— Data to use —

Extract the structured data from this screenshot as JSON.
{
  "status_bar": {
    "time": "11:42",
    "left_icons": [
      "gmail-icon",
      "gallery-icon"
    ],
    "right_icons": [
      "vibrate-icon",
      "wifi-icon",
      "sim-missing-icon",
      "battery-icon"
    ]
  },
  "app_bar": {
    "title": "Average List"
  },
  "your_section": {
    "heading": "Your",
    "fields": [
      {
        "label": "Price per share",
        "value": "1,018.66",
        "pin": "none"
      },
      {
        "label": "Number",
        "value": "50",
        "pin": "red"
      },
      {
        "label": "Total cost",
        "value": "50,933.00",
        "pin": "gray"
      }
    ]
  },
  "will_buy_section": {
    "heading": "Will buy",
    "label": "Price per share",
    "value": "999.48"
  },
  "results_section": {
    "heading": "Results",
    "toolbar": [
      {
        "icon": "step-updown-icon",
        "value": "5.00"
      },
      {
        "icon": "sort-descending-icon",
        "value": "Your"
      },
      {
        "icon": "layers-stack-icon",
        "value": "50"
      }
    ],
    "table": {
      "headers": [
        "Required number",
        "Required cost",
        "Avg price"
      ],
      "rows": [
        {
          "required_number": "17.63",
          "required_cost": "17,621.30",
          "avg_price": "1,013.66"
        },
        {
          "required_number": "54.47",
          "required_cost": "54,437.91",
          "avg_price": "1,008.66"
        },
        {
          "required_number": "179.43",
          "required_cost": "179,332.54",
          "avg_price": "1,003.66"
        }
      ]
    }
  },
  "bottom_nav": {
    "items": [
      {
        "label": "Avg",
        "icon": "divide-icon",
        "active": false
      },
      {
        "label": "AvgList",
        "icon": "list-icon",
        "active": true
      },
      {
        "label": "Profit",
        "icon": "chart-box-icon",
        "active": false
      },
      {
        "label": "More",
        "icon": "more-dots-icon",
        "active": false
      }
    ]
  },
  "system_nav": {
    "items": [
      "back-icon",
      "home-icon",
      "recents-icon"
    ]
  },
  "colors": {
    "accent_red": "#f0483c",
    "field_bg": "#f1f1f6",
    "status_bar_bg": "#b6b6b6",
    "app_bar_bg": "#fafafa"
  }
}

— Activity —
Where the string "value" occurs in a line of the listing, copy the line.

— Expected output —
        "value": "1,018.66",
        "value": "50",
        "value": "50,933.00",
    "value": "999.48"
        "value": "5.00"
        "value": "Your"
        "value": "50"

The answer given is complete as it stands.